India has always chosen not to politicise the treatment of its workers in the Gulf. No Indian government has made public statements, threatened economic consequences for continued abuses or raised the issue in forums such as the UN Human Rights Council. Although Narendra Modi has raised concerns about Indian migrant workers’ welfare on recent state visits to the Emirates, Saudi Arabia and Qatar, India has been reluctant to wield its growing global influence to force reform.
In aftermath of the Saudi Oger strikes, India moved swiftly to alleviate immediate grievances, minimise public controversy and reaffirm its strong relations with the Kingdom of Saudi Arabia. Its on-the-ground response consisted of a large-scale crisis aid operation in which the Ministry of External Affairs (MEA) distributed 16,000 kgs of food to the camps and arranged free flights home for stranded workers.
Indeed, the ruling Bharatiya Janata Party (BJP) was adept at utilising so-called humanitarian operations to foment national unity and win political points. During the recent food-aid operation, foreign minister Sushma Swaraj implored the India’s Gulf expat population to ‘help your brothers and sisters…[and demonstrate] the collective will of the Indian nation’. More broadly, the Twitter hashtag #NoIndianLeftBehind became a popular social media expression of the government’s operational successes.
Low-key bilateral diplomacy on the kafala system is safe policy because it puts some pressure on GCC governments without jeopardising increasingly important bilateral economic and counter-terrorism relationships. As the world’s fourth largest energy importer, securing stable and sustainable sources of crude oil and liquefied natural gas (LNG) is a core element of India’s medium term foreign policy framework. 58% of its crude oil and most of its liquified natural gas (LNG) already comes from the Middle East, and the Gulf’s proximity to a number of big Indian ports means that energy imports are more easily and safely transported than from elsewhere.
In addition, too much public advocacy may further isolate Indian workers, and drive Gulf employers to cheaper labour sources and less powerful countries of origin, such as Nepal. After all, close to 7 million Indians work in the Gulf and remit approximately $36 billion or half of all India’s remittances annually. In this context, the Indian government is arguably doing its population a greater service by avoiding antagonising Gulf revenue sources over human rights principles. India needs this.
This close economic relationship makes the recent layoffs even more concerning for India, particularly if they are indicative of the Gulf’s inevitable post-rentier transition. The layoffs originate in an average 60% drop in oil prices since late 2014. This has resulted in significant budget deficits, thus forcing widespread subsidy cuts and delays in contract payments to companies. The construction industry has been particularly hard-hit, with Saudi Oger, for example, reportedly owed close to 30 billion Saudi riyals for completed or ongoing government infrastructure projects. This is not to say that migrant labour will be irrelevant to Gulf societies in the short to medium-term, or that oil prices will not rebound. However, it is plausible to say that scenarios similar to the one above may occur in the coming years. And should this happen, it’s hard to see the Indian response changing.

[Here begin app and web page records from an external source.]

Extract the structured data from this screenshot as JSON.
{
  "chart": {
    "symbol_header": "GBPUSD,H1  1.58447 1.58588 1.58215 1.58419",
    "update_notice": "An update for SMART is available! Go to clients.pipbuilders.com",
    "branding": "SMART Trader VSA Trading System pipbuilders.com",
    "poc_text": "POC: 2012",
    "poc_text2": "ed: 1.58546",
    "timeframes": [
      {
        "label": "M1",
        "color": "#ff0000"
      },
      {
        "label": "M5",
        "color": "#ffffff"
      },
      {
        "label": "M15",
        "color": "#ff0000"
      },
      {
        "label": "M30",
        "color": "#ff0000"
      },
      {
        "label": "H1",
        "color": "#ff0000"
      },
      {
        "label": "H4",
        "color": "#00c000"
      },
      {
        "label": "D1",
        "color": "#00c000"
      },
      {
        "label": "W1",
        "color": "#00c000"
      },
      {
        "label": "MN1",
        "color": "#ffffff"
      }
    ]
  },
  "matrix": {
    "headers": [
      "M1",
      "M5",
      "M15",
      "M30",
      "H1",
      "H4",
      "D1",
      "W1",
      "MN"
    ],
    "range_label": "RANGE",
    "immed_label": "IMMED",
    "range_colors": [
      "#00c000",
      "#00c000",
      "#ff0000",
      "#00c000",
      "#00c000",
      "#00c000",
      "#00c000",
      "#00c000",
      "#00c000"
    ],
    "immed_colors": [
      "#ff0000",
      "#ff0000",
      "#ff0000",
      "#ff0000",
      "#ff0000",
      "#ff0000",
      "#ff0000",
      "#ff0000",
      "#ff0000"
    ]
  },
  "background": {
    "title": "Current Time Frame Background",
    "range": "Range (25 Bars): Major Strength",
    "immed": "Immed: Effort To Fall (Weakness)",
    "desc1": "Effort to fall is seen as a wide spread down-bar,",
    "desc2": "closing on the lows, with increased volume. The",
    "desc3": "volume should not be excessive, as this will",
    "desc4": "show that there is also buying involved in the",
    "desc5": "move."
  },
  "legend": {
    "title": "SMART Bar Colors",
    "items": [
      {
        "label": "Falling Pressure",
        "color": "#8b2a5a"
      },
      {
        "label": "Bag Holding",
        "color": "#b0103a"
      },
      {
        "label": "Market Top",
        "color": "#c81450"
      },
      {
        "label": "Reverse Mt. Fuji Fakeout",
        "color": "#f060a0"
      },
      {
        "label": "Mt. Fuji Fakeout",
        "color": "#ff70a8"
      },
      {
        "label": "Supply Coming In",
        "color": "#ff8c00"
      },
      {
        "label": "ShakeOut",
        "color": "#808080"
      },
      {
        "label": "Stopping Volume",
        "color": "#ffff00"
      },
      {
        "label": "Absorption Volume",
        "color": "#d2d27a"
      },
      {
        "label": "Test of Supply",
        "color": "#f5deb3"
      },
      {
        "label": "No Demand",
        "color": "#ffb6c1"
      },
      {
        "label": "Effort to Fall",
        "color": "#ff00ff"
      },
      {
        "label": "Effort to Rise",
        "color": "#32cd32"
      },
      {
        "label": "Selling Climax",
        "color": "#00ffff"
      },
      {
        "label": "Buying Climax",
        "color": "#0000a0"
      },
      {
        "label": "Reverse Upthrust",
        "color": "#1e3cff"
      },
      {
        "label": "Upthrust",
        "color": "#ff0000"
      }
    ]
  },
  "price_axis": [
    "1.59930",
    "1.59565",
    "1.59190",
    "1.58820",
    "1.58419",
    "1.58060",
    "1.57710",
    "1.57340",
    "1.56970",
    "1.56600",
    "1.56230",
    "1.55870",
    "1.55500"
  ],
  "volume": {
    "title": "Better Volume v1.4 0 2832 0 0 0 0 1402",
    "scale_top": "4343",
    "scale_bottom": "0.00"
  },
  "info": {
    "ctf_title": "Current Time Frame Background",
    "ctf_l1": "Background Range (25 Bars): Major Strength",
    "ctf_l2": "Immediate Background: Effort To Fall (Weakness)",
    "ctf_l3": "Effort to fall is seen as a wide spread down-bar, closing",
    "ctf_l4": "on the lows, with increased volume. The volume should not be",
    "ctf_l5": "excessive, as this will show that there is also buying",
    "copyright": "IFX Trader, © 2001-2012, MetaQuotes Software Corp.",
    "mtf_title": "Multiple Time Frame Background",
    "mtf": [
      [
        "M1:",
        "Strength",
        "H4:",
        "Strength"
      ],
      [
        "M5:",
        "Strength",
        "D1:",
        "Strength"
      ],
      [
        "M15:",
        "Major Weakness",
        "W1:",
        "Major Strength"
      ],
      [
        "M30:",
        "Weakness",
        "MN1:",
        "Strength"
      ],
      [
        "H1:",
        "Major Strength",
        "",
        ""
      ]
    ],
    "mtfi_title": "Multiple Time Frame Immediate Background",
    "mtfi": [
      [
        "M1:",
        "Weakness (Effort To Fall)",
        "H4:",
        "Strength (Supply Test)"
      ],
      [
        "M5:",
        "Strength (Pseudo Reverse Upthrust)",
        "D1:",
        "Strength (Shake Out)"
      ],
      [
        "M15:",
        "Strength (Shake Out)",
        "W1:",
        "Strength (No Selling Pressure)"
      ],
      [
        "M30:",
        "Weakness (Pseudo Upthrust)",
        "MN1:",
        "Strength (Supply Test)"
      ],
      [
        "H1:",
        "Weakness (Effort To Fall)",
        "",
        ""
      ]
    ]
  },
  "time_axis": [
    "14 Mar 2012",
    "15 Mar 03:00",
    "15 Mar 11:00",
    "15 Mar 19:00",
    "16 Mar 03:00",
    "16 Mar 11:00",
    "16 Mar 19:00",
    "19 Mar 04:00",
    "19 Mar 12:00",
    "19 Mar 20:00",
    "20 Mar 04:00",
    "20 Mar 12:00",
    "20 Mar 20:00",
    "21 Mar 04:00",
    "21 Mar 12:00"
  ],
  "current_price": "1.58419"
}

Nishadh Rego is the Middle East and North Africa Fellow for Young Australians in International Affairs.